Let us pray that we may receive grace to follow Christ so that we may prepare to celebrate His Death and Resurrection and sing the praise of God the Father, God the Son, and God the Holy Spirit, to whom be ascribed as is most right and just, all might, majesty, glory, dominion, and power, now and forever.

Homily for Quinquagesima


“Three important scenes of Our Lord’s life took place on mountains.  On one, He preached the Beatitudes, the practice of which would bring a Cross from the world; on the second, He showed the glory that lay beyond the Cross; and on the third, He offered Himself in death as a prelude to His glory and that of all who would believe in His name”
Fulton Sheen The Life of Christ 1970: 158
The world around us has a good idea of what it thinks glory is: most of the time it looks like success and triumph, just think of people winning a gold medal at the Olympics, people waving flags – a bit like St Davids on St David’s Day but a lot more noisy.
Rather than concentrate on human ideas of glory, this morning’s readings give us a glimpse of God’s glory. In the Book of Exodus we see Moses going up Mount Sinai to receive the Law, the Ten Commandments – to show Israel what to believe and how to live. Moses spends time in the closer presence of God, so that when he comes back down the mountain he is shining.
Jesus takes his closest disciples with him to show them something of the glory of God, he appears with Moses and Elijah to show them and us that Jesus is the fulfilment of the Law and the Prophets; he is the Messiah, and the Son of God. Peter responds in a moment with a very human response, he knows that it is good to be here and it helps to change his life. When God speaks he tells us three things about Jesus: he is the Son of God, he is loved and we should listen to him – what he says and does should affect us and our lives – we have to be open to the possibility of being changed by God. Jesus tells the disciples not to tell anyone about this until after he has risen from the dead. The detail is important: Jesus will suffer and die upon the cross, taking our sins upon Himself, restoring our relationship with God and each other – this is real glory – not worldly glory but the glory of God’s saving love poured out on the world to heal it and restore it.
That is why we are here this morning – to see the self same sacrifice here with our own eyes, to touch and to taste what God’s love is really like – to go up the mountain and experience the glory of God, what God is really like, so that God’s love may transform us, given a foretaste of heaven, and prepared to be transformed by God. This is true glory – the glory of the Cross, the glory of suffering love lavished upon the world.

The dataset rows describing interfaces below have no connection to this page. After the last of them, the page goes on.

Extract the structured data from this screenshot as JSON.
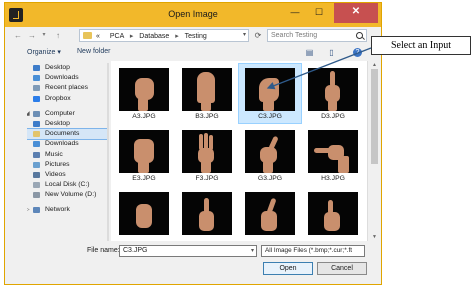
{
  "window": {
    "title": "Open Image",
    "controls": {
      "minimize": "—",
      "maximize": "☐",
      "close": "✕"
    }
  },
  "address_bar": {
    "prefix": "«",
    "crumbs": [
      "PCA",
      "Database",
      "Testing"
    ],
    "search_placeholder": "Search Testing"
  },
  "toolbar": {
    "organize": "Organize ▾",
    "new_folder": "New folder"
  },
  "sidebar": {
    "favorites": [
      "Desktop",
      "Downloads",
      "Recent places",
      "Dropbox"
    ],
    "computer_label": "Computer",
    "computer_items": [
      "Desktop",
      "Documents",
      "Downloads",
      "Music",
      "Pictures",
      "Videos",
      "Local Disk (C:)",
      "New Volume (D:)"
    ],
    "network_label": "Network",
    "selected": "Documents"
  },
  "files": [
    {
      "name": "A3.JPG",
      "gesture": "fist"
    },
    {
      "name": "B3.JPG",
      "gesture": "open-palm"
    },
    {
      "name": "C3.JPG",
      "gesture": "c-shape",
      "selected": true
    },
    {
      "name": "D3.JPG",
      "gesture": "index-up"
    },
    {
      "name": "E3.JPG",
      "gesture": "fist-thumb"
    },
    {
      "name": "F3.JPG",
      "gesture": "three-fingers"
    },
    {
      "name": "G3.JPG",
      "gesture": "point-side"
    },
    {
      "name": "H3.JPG",
      "gesture": "point-left"
    },
    {
      "name": "",
      "gesture": "partial"
    },
    {
      "name": "",
      "gesture": "partial"
    },
    {
      "name": "",
      "gesture": "partial"
    },
    {
      "name": "",
      "gesture": "partial"
    }
  ],
  "bottom": {
    "file_name_label": "File name:",
    "file_name_value": "C3.JPG",
    "file_type": "All Image Files (*.bmp;*.cur;*.ft",
    "open_label": "Open",
    "cancel_label": "Cancel"
  },
  "annotation": {
    "callout_text": "Select an Input"
  },
  "colors": {
    "title_bar": "#f2b82a",
    "close_button": "#c75050",
    "selection": "#cce8ff",
    "arrow": "#2f5a8a"
  }
}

The Transfiguration looks to the Cross to help us prepare for Lent, to begin a period of fasting and prayer, of spiritual spring cleaning, of getting back on track with God and each other, so that we may be prepared to celebrate Our Lord’s Passion, Death and Resurrection, to behold true majesty, true love and true glory – the kind that can change the world and last forever, for eternity, not the fading glory of the world, here today and gone tomorrow, but something everlasting, wonderful.

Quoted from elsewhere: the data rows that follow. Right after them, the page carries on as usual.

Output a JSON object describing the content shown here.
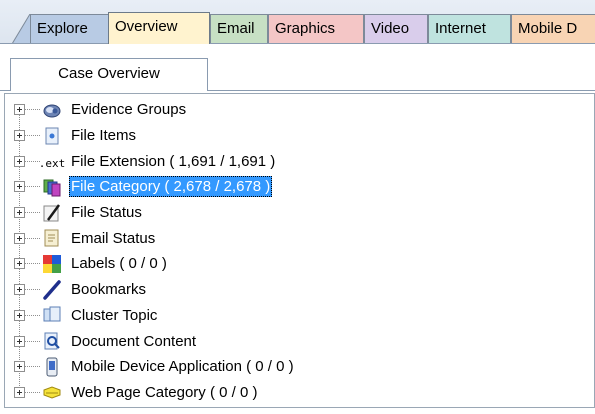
{
  "tabs": [
    {
      "key": "explore",
      "label": "Explore"
    },
    {
      "key": "overview",
      "label": "Overview",
      "active": true
    },
    {
      "key": "email",
      "label": "Email"
    },
    {
      "key": "graphics",
      "label": "Graphics"
    },
    {
      "key": "video",
      "label": "Video"
    },
    {
      "key": "internet",
      "label": "Internet"
    },
    {
      "key": "mobile",
      "label": "Mobile D"
    }
  ],
  "subtab": {
    "label": "Case Overview"
  },
  "tree": {
    "selected_index": 3,
    "items": [
      {
        "label": "Evidence Groups",
        "icon": "evidence-groups-icon"
      },
      {
        "label": "File Items",
        "icon": "file-items-icon"
      },
      {
        "label": "File Extension ( 1,691 / 1,691 )",
        "icon": "file-extension-icon",
        "icon_text": ".ext"
      },
      {
        "label": "File Category ( 2,678 / 2,678 )",
        "icon": "file-category-icon"
      },
      {
        "label": "File Status",
        "icon": "file-status-icon"
      },
      {
        "label": "Email Status",
        "icon": "email-status-icon"
      },
      {
        "label": "Labels ( 0 / 0 )",
        "icon": "labels-icon"
      },
      {
        "label": "Bookmarks",
        "icon": "bookmarks-icon"
      },
      {
        "label": "Cluster Topic",
        "icon": "cluster-topic-icon"
      },
      {
        "label": "Document Content",
        "icon": "document-content-icon"
      },
      {
        "label": "Mobile Device Application ( 0 / 0 )",
        "icon": "mobile-device-icon"
      },
      {
        "label": "Web Page Category ( 0 / 0 )",
        "icon": "web-page-category-icon"
      }
    ]
  },
  "colors": {
    "selection": "#3399ff",
    "tab_explore": "#b8cbe4",
    "tab_overview": "#fff3cf",
    "tab_email": "#c7e0c4",
    "tab_graphics": "#f4c6c6",
    "tab_video": "#d9cdeb",
    "tab_internet": "#bfe3df",
    "tab_mobile": "#f8d4b4"
  }
}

So let us behold God’s glory, here, this morning, let is touch and taste God’s glory, let us prepare to be transformed by his love, through the power of His Holy Spirit, built up as living stones, a temple to God’s glory, healed, and restored, reconciled, and given a foretaste of eternal life with him, so that God may take our lives and transform us, so that everything that we say, or think, or do, may proclaim him, let us tell the world about him, so that it too may believe and trust and have new life in God the Father, God the Son, and God the Holy Spirit, to whom be ascribed, as is most right and just, all might, majesty, glory, dominion, and power, now and forever.